Safety Project Highlights

Projects Statewide

I-25 Southbound Interim, Speer Boulevard – 20th Street, Denver

CDOT Region 1
Project Budget: $17.3 million; completed 2013
FASTER Project Award: $12.2 million (61.8% of project budget)
Benefits: Improves safety for vehicles entering and exiting I-25. Improves bicycle and pedestrian safety.

This project added auxiliary lanes on southbound I-25 from 20th Street to Speer Boulevard, allowing motorists more time to enter and exit I-25. The I-25 high occupancy vehicle (HOV) lane exit was reconfigured to provide for a longer merge lane into mainline traffic, reducing the potential for crashes resulting from slow moving vehicles meeting fast moving traffic. The 15th Street bridge over I-25 was replaced to accommodate four 11-foot lanes and a 6-foot sidewalk on each side.  The City of Denver also contributed funds to improve bicycle and pedestrian safety at Central Street.

250I-76 Median Cable Barrier

CDOT Region 4
Project Budget: $649,390; Completed 2010
FASTER Project Award: $649,390 (100% of project budget)
Benefits: Reduces the number of injuries and fatalities occurring due to head on or overturn crashes.

This project constructed approximately three miles of median cable rail along I-76 in Weld County. Prior to this installation, this portion of I-76 saw a number of injuries and fatalities occurring due to head-on or overturn crashes.

Runaway Truck RampUS 160 Wolf Creek Pass Safety and Culverts

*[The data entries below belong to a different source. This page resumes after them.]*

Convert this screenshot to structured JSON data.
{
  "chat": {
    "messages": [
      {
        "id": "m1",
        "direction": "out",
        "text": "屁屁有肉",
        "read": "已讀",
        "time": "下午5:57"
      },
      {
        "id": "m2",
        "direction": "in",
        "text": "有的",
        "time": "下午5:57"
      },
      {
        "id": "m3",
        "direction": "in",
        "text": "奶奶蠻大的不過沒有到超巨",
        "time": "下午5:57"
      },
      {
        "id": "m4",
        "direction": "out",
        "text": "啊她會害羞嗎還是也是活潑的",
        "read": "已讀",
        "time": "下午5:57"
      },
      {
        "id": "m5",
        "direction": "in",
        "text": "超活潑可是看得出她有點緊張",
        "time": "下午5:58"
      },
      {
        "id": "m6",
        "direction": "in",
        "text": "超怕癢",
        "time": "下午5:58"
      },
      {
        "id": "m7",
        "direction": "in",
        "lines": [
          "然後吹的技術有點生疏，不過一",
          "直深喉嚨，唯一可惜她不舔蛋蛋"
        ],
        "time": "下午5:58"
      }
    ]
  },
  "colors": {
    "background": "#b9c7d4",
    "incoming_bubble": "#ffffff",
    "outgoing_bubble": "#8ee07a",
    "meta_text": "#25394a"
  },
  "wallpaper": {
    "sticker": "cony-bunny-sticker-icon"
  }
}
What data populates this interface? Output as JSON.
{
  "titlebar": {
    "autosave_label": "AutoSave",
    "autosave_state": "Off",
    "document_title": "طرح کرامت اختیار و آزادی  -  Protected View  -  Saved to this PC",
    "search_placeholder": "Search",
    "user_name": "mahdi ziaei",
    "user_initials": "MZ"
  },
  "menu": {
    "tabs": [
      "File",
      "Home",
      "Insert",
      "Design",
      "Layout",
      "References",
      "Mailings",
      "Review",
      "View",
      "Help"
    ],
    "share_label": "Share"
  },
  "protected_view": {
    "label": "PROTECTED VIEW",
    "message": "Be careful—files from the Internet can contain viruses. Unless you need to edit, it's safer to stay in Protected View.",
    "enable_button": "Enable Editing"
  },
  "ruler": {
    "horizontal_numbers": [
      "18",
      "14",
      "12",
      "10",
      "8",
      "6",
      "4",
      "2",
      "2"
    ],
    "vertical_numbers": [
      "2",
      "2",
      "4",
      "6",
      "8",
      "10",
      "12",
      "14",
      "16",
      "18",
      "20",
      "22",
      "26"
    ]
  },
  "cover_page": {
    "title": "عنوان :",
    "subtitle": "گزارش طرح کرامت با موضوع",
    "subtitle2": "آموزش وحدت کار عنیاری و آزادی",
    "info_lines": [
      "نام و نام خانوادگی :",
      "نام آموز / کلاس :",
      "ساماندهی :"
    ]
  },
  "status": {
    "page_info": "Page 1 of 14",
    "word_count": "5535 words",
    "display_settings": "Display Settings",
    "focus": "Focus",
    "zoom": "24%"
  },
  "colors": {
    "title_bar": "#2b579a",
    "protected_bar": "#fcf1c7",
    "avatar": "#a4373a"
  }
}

CDOT Region 5
Project Budget: $3.55 million; completed 2011FASTER Project Award: $956,691 (27% of project budget)
Benefits: Improves safety at a popular destination area; reduces the number and severity of truck crashes.

This project provided a number of safety improvements along US 160 from Treasure Falls to the summit of Wolf Creek Pass.  Improvements included reconstruction of a truck escape ramp (changing the entering design speed from 25 MPH to 65 MPH).  Previously, trucks would wreck before reaching the safety ramp and arrestor bed.  To improve the truck escape ramp a concrete safety barrier and truck arrestor bed was installed at the switch back curve below the truck ramp to prevent trucks from leaving the highway and crashing by the scenic overlook.  As part of this project several culverts in poor condition were also replaced to prevent potential roadway collapse or flooding.

The runaway truck ramp depicted here is representative of truck escape ramps along mountain highways in Colorado.